Which is patently ridiculous of course.  We both still have a full set of marbles despite our advancing age and creaking backs.  I mean, how could we possibly remember all that shimmying and hip thrusting at our belly dancing classes if we had gone gaga?

Quite!  Although, I do have my moments.  Only this morning I discovered I had put the Wedgwood in the washing machine and tried to wash my smalls in the dishwasher!

Easy mistake to make Mary.  Did the Wedgwood survive?

Happily yes dear.  I also forgot to switch on the machine, so all is well.  The Count was a little surprised when I got the tea cups out this morning and his underpants were lodged in one of them.  Still, he thought it was my eccentric English ways, rather than a senior moment.

We need to keep reminding people that we are alive and kicking and making a contribution.

And, remember the charity work we do, and many of our age group keep the charity shops going around the country, volunteering their time.  We should raise a glass to them, tell them that they are not invisible, that we need them still.

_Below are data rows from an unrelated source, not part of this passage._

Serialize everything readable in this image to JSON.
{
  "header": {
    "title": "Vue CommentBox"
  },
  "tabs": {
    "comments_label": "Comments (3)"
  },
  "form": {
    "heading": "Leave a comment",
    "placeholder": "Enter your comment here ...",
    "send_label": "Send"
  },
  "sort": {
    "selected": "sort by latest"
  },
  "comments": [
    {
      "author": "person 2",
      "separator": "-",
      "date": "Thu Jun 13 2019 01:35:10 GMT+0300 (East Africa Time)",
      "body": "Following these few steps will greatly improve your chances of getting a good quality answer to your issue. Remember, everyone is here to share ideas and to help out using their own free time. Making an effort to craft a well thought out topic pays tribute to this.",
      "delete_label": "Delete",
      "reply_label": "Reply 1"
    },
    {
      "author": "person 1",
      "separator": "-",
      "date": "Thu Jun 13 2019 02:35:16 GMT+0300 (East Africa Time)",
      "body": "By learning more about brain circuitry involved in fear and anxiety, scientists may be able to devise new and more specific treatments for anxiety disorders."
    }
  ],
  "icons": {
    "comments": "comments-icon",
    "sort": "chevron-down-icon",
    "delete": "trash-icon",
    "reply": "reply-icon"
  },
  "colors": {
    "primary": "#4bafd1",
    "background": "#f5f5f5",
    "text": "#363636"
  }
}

Oh yes, I agree.  Time for a small sherry and a mince pie dear?

Lovely.  So have you been practicing your hip thrusts and shimmys Agatha?

Only in the bathroom dear.  I don’t want to alarm the servants.  And you?

Yes, infact I do them in front of the Count.  It makes him quite unaccountably happy.

Mince Pie recipe:


3 Little Buttons